  69. 69. LinkedIn – Content Sharing Tips<br /><ul><li>Use HootSuite or TweetDeck to share scheduled Tweets and announcements with your LinkedIn followers. This expands your network/audience for your story messages.
  70. 70. Be careful not to share as often as on Twitter – over-sharing can be a turn-offvia LinkedIn and Facebook update streams.
  71. 71. Encourage other members of your team to share your stories as well via their own networks – helps to amplify your stories.
  72. 72. Join LinkedIn Groups (or create one) that focus on your industry or product.Actively participate in group discussions and answer questions about your industry to position your company as an expert in that area.
  73. 73. Create an office policy around what stories to share where and when in order to manage the flow of information being sent out.</li></ul>30<br />
  74. 74. Video – Best Practices<br /><ul><li>YouTube is now the second largest search engine in North America. When someone searches on terms related to your business or industry, you want to make sure your videos are showing up. Learn how to tag your videos when you upload them to YouTube to make sure that your videos are searchable and indexable in search engines.
  75. 75. Createa free user channel on YouTube. Instructions can be found here:
  76. 76. Invest in a small digital video camera to conduct your own interviews with people that attend your demo booth at conferences or to videotape your presentations in the future.
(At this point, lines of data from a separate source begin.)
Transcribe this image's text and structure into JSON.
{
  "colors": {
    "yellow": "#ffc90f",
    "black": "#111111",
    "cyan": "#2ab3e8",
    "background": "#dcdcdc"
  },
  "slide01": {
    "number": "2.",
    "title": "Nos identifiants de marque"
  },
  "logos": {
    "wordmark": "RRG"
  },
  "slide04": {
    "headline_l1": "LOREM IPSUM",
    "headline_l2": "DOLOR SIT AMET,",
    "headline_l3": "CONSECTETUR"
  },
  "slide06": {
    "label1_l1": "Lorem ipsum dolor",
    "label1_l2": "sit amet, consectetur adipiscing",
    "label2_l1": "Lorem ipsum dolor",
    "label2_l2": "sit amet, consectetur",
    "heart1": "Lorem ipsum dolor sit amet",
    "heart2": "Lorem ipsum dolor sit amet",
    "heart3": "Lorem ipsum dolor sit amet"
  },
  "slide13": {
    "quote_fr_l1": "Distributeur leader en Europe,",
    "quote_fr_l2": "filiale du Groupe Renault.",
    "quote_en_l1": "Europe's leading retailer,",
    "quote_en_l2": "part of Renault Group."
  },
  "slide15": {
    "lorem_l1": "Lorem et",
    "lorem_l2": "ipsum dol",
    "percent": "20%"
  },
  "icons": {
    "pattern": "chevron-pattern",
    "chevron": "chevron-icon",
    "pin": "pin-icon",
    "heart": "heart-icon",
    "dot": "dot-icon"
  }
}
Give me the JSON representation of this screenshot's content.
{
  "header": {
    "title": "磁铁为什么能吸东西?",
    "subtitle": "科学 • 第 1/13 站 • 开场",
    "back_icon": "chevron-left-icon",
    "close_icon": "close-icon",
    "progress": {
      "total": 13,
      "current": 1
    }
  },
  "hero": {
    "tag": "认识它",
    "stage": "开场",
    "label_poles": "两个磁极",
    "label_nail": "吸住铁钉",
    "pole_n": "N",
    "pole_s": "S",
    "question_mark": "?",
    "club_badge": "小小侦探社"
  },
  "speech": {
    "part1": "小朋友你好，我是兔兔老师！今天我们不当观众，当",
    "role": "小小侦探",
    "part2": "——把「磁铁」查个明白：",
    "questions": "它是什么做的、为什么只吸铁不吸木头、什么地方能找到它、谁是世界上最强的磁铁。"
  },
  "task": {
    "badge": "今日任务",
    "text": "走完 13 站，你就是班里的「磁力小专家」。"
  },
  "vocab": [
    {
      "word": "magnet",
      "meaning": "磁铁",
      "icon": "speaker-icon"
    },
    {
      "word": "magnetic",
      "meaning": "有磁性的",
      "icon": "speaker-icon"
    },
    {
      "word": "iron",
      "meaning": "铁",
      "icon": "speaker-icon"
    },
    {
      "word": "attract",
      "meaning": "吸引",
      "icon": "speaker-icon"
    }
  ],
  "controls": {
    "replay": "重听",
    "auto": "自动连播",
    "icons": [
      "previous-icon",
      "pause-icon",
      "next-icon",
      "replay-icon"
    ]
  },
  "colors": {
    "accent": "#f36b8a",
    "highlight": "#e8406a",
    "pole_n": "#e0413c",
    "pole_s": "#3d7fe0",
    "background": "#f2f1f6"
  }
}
Give viewers an inside glimpse into your business and what goes on “behind the scenes.”
  77. 77. Vimeo is an alternative to YouTube – you can use both or one or the other (whichever you prefer)</li></ul>31<br />
  78. 78. Video – Great B2B Technology Video Example<br />32<br />
  79. 79. Best-Selling Stories and Storytellers<br />If you keep telling the same sad small story, you will keep living the same sad small life. <br />– Jean Houston<br />33<br />
  80. 80. Best-Selling Stories and Corporate Storytellers<br />Deloitte “iDeas Blog” – Canadian Digital Industry Trends<br />Extend reach beyond your own blog<br />34<br />
  81. 81. Best-Selling Stories and Corporate Storytellers<br /> – Online Marketing Thought Leadership<br />35<br />
  82. 82. A Cautionary Tale – Your audience controls your destiny<br />36<br />
  83. 83. Recap – Highlights from my story<br />Identify your audience and listen to their needs<br />Determine the best channels/tools to tell your story<br />Develop thought leadership stories that provide value and engage potential customers in order to generate sales leads<br />Be aware of how and when you tell your stories to your potential customers<br />Measure your results and tweak stories and channels as you learn what works best for your product or brand<br />37<br />
  84. 84. This is the end of my story – but only the beginning of yours...<br />Thank You!<br />Andrea<br />38<br />
  85. 85. My Services<br /><ul><li>Data-driven storytelling through social media and blogs
  86. 86. Compelling sales presentations, speeches and winning pitches
  87. 87. B2B marketing strategy and planning
  88. 88. Audience research and data analysis
  89. 89. Digital media sales strategy</li></ul>@TheRunningStartandrea@therunningstart.ca647-244-8595<br />39<br />